Religious congregations in North America used Justice in the World extensively to educate their members in Catholic social teaching. Congregations of Sisters applied its principles as they promoted the role of women in the Church and in society. The Center of Concern in Washington took Justice in the World as a kind of manifesto. Working out its principles as applied to Church and society, the Center published a tabloid-sized resource entitled Quest for Justice that sold more than 200,000 copies and was used widely in workshops on social justice. And in 1975, when a General Congregation of the Jesuits decided after 13 weeks of discernment to describe their mission in the present age as, inseparably, “the service of faith and the promotion of justice,” the Decree expressing that conviction quoted resoundingly from Justice in the World.
Why no celebration?
So why hasn’t that fruitful document been greeted with grateful celebration on its 40th birthday either in Rome or in Canada?

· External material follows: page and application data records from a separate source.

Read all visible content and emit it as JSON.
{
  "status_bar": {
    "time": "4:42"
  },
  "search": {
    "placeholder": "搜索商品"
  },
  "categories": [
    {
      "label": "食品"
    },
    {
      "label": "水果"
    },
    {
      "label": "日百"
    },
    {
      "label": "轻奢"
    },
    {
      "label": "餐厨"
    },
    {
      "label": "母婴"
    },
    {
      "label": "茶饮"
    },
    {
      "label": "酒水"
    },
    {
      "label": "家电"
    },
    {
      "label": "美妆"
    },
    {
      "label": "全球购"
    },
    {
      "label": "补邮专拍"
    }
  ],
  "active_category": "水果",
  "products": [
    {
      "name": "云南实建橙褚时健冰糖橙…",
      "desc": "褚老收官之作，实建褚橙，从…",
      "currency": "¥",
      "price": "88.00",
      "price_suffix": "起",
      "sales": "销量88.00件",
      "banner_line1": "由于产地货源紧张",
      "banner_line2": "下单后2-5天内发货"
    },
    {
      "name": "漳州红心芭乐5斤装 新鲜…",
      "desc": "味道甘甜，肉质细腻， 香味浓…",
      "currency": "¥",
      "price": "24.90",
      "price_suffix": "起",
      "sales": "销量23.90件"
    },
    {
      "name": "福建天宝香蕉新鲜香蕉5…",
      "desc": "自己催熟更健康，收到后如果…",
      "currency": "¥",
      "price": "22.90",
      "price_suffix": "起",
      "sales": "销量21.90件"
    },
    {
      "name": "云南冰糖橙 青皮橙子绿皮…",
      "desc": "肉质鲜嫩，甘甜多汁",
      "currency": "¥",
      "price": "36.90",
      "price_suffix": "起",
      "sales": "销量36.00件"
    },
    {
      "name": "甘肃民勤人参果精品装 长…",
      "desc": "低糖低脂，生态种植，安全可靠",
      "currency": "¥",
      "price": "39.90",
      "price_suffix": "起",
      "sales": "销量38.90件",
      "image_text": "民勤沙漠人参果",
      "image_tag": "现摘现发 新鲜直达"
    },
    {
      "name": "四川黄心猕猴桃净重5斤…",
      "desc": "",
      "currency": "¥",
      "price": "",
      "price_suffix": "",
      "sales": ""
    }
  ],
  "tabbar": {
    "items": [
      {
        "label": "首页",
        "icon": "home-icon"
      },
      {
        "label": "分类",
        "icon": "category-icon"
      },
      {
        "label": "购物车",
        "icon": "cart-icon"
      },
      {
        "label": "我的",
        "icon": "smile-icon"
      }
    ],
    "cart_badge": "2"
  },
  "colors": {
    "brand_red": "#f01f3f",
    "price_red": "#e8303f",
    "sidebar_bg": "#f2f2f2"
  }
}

Has the disagreement concerning some of its ideas or wording, felt in some networks from the moment of its publication, won out over the conviction of the bishops gathered in 1971?
Some commentators think that the practical recommendations made in Justice in the World explain why Rome does not want to draw attention to the document 40 years later. One such recommendation urges that a high level commission be set up to consider the future role of laity—especially of women—in the Church and in society. Others think that the use of terms from liberation theology still jars some people in Rome.
In recent decades the Church has been pressured by the highly publicized scandal of sexual abuse by clergy. Some think Church leaders are embarrassed. Justice in the World pointed out, of course, that the Church should make a serious examination of its own lifestyle and practices to ensure that it gives a genuine witness to what it presently preaches on justice.
Do these difficulties explain the absence of attention to Justice in the World on its 40th birthday? Partly, perhaps. Add to that the fact that Canadian culture has been shifting to the right and enthusiasm for social change is much less popular than it was in 1971.
On the Vatican level, there has been a de-emphasis in recent years on collegiality and thus on the magisterial significance of synods of bishops. In the theology of Pope Benedict Roman synods, like episcopal conferences, do not have the ecclesial stature that Vatican II and Pope Paul VI seemed to have been willing to give them. Archbishop Maxime Hermaniuk of Winnipeg argued bravely at several Synods that such gatherings should be seen as deliberative, not merely advisory.
Whatever the case, we as Christians must continue to live a faith that does justice, strengthened by the 1971 Synod’s conviction that “action on behalf of justice and participation in the transformation of the world fully appear to us as a constitutive dimension of the preaching of the Gospel.” Surely that fundamental conviction deserves a central place in the Church’s 21st century understanding of what it means to evangelize the world.
Fr. Bill Ryan is Special Advisor to the Jesuit Forum for Social Faith and Justice in Toronto. As the for-mer Director of Social Affairs for the Canadian Conference of Catholic Bishops, he was involved in the founding of the Canadian Catholic Organization for Development and Peace. He was the founding Director of the Center of Concern in Washington, DC, and he also served as Jesuit Provincial for English Canada and as General Secretary of the Canadian Conference of Catholic Bishops. The above is an abbreviated version of an article in the April/May 2012 issue of Open Space, a publication of the Jesuit Forum for Social Faith and Justice, www.jesuitforum.ca. Reprinted with permission.